- Hellgate: London (pc: 2007): Reviews. Metacritic. Retrieved on 2008-07-03
- Hellgate: London Reviews. GameRankings. Retrieved on 2008-07-03
- Hellgate: London Review. NZGamer.com. Retrieved on 2008-07-03
- Lewis, Cameron (2007-05-11). Review: Hellgate: London for PC. GamePro. Retrieved on 2008-07-03
- Remo, Chris (2007-10-29). Flagship's Roper on Hellgate: London's Future. Shacknews. Retrieved on 2007-10-30
- Hellgate: London Gets Financial Aid. Voodoo Extreme (2008-03-26). Retrieved on 2008-03-31
- Happy Halloween! | Hellgate London
- Lee, Oo Gin (2007-11-15). It's hell for gamers with Hellgate bug fix. digital.asiaone.com. Retrieved on 2007-11-22
- Game News: Upcoming patch
- [IAH News] Good News from our developers – No Wipe
- Hanbitsoft, Inc.. Retrieved on 2008-11-06
- Eric Caoili (2008-11-03). HanbitSoft Planning Hellgate Relaunch. www.gamasutra.com. Retrieved on 2008-11-06
- 안내 헬게이트: 런던 두번째 침공. Retrieved on 2009-01-01
- Hellgate: London servers problems
- Green, Jeff (2008-08-18). Bill Roper spoke out at last. 1UP.com. Retrieved on 2008-10-26
- Hellgate: Resurrection and Hellgate: Tokyo Announced (2009-11-13). Retrieved on 2009-11-21
- HanbitSoft resuscitates Hellgate: London in North America and Europe. gamerlimit.com (2010-01-18). Retrieved on 2010-05-30
- Hellgate: London TPB. Retrieved on 2007-05-10
- Page for Hellgate: London: Exodus at the publishers website
- Page for Hellgate: London: Goetia at the publishers website

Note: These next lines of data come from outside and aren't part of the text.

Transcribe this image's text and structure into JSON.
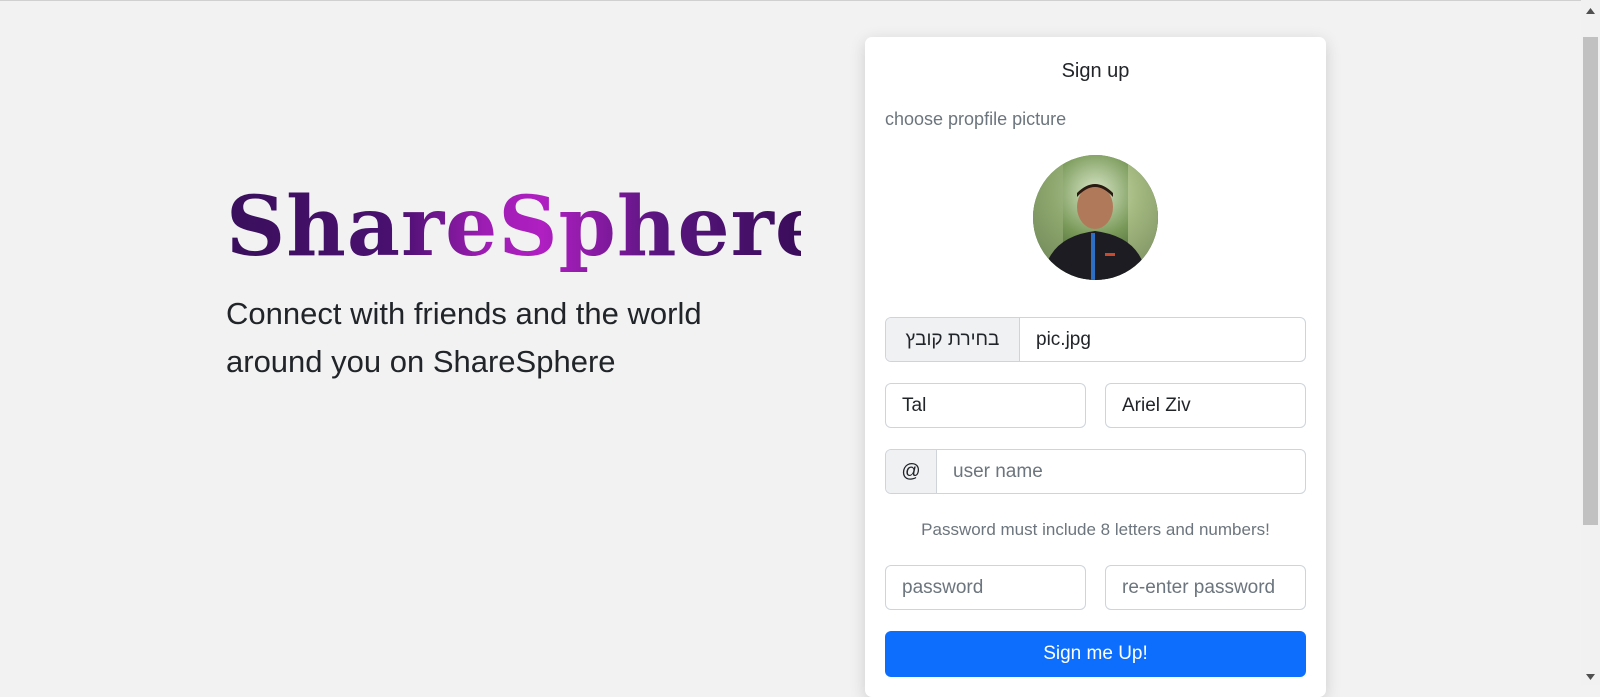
{
  "hero": {
    "logo": "ShareSphere",
    "tagline": "Connect with friends and the world around you on ShareSphere"
  },
  "signup": {
    "title": "Sign up",
    "choose_picture_label": "choose propfile picture",
    "file_button_label": "בחירת קובץ",
    "file_name": "pic.jpg",
    "first_name_value": "Tal",
    "last_name_value": "Ariel Ziv",
    "username_prefix": "@",
    "username_placeholder": "user name",
    "password_hint": "Password must include 8 letters and numbers!",
    "password_placeholder": "password",
    "reenter_placeholder": "re-enter password",
    "submit_label": "Sign me Up!"
  },
  "colors": {
    "primary": "#0d6efd",
    "background": "#f2f2f2",
    "logo_purple": "#4a1070",
    "logo_magenta": "#b01fc2"
  }
}
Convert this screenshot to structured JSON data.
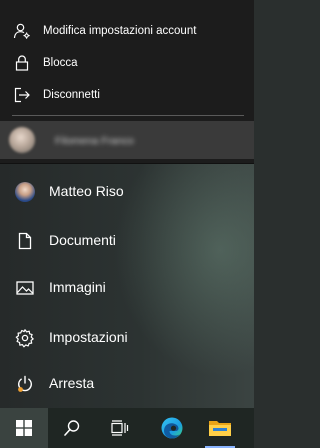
{
  "account_menu": {
    "items": [
      {
        "label": "Modifica impostazioni account",
        "icon": "account-settings-icon"
      },
      {
        "label": "Blocca",
        "icon": "lock-icon"
      },
      {
        "label": "Disconnetti",
        "icon": "sign-out-icon"
      }
    ],
    "other_user": {
      "name": "Filomena Franco",
      "icon": "avatar"
    }
  },
  "start_menu": {
    "items": [
      {
        "label": "Matteo Riso",
        "icon": "user-avatar"
      },
      {
        "label": "Documenti",
        "icon": "document-icon"
      },
      {
        "label": "Immagini",
        "icon": "pictures-icon"
      },
      {
        "label": "Impostazioni",
        "icon": "gear-icon"
      },
      {
        "label": "Arresta",
        "icon": "power-icon"
      }
    ]
  },
  "taskbar": {
    "buttons": [
      {
        "name": "start",
        "icon": "windows-logo-icon"
      },
      {
        "name": "search",
        "icon": "search-icon"
      },
      {
        "name": "task-view",
        "icon": "task-view-icon"
      },
      {
        "name": "edge",
        "icon": "edge-icon"
      },
      {
        "name": "file-explorer",
        "icon": "folder-icon"
      }
    ],
    "accent": "#8ab4ff"
  }
}
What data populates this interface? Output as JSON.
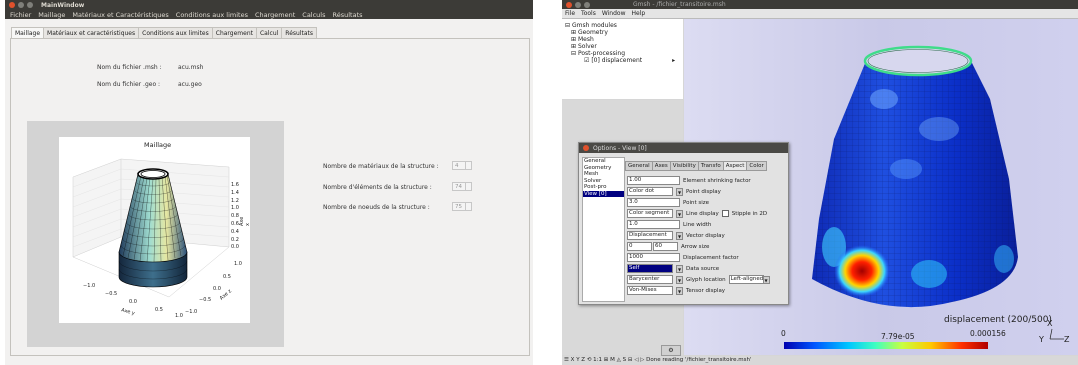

- Page for Hellgate: London: Covenant at the publishers website
- Hellgate London: Exodus. , Hellgate: London: Goetia.